The result should be every line in the material below containing the string "Convert".

[Opening MATERIAL PROVIDED section]

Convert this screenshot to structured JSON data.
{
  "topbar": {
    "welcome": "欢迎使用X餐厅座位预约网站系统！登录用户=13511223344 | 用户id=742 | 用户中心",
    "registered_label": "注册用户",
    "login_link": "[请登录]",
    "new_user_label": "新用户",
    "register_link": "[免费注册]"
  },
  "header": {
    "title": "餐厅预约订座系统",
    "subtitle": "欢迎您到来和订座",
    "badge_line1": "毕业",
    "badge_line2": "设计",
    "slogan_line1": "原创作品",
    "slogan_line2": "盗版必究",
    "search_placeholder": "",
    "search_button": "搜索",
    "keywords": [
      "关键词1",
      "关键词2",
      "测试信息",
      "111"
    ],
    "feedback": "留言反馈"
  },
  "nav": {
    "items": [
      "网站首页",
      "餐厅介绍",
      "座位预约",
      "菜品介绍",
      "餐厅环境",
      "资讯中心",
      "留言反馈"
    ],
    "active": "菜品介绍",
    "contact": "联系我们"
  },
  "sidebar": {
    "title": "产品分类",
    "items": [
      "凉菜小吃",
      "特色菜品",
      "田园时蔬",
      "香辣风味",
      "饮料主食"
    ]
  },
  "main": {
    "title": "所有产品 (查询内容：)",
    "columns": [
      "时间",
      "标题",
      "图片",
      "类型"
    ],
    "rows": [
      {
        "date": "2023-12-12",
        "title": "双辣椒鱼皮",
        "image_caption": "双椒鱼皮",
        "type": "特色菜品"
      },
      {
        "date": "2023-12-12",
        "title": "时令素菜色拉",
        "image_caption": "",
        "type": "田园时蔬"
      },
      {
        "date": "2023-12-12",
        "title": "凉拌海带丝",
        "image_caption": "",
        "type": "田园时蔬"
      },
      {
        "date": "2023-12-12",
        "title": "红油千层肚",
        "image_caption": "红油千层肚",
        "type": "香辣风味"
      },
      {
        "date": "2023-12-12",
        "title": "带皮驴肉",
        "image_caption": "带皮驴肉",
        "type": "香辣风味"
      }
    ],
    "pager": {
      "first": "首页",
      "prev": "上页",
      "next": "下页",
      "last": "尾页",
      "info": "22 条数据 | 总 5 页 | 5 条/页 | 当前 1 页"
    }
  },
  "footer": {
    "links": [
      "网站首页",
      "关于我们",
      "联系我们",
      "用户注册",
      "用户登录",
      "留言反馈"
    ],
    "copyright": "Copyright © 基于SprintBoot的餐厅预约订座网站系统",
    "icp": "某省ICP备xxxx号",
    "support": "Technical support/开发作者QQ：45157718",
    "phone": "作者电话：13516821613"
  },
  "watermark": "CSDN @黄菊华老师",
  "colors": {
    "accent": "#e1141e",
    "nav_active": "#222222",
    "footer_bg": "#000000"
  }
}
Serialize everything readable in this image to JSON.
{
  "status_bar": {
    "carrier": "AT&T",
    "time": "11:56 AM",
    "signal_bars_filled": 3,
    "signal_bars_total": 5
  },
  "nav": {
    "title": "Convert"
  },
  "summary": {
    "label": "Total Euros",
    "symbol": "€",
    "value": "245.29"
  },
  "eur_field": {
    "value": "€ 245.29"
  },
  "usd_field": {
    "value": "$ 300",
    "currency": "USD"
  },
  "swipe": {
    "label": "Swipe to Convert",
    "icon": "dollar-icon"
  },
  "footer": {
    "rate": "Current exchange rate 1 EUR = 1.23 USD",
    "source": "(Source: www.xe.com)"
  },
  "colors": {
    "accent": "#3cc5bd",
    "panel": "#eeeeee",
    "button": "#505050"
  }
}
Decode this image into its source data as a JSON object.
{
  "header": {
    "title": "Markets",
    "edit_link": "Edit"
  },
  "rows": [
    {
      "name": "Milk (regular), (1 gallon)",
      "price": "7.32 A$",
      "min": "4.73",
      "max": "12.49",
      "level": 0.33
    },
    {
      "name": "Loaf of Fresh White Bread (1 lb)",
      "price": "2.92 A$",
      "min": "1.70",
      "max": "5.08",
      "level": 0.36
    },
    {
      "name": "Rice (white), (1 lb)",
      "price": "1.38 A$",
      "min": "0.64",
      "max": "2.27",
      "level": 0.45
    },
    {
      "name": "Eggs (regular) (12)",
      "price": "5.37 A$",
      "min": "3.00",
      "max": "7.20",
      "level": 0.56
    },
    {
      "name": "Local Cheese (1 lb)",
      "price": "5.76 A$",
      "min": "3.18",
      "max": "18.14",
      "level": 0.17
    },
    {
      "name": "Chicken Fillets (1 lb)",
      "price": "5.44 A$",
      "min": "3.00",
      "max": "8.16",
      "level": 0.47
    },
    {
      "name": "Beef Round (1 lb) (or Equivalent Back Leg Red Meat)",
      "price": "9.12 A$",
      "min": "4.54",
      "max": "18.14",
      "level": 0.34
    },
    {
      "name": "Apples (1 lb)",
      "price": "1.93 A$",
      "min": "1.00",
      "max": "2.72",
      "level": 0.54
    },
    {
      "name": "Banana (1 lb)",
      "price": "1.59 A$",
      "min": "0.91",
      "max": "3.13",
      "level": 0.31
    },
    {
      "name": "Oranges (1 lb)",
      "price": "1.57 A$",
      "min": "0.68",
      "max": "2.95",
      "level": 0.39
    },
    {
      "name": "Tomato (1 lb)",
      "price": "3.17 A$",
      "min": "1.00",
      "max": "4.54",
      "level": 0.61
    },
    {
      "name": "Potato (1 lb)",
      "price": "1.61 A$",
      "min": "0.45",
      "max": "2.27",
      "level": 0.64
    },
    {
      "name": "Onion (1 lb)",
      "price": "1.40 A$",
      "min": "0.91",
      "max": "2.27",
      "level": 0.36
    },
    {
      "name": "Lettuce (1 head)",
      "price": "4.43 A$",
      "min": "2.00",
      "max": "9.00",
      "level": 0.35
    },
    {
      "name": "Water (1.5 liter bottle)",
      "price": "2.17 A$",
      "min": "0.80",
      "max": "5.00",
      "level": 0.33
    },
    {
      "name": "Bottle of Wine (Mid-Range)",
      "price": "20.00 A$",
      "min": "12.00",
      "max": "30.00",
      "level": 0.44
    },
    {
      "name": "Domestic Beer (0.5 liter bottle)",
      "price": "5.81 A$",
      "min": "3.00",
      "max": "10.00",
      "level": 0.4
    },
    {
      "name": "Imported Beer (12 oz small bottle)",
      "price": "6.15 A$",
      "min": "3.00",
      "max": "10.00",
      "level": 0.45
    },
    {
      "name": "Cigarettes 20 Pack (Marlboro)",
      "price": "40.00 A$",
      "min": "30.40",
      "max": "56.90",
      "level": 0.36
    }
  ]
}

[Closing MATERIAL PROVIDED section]

**ANSWER:**
Convert this screenshot to structured JSON data.
    "title": "Convert"
    "label": "Swipe to Convert",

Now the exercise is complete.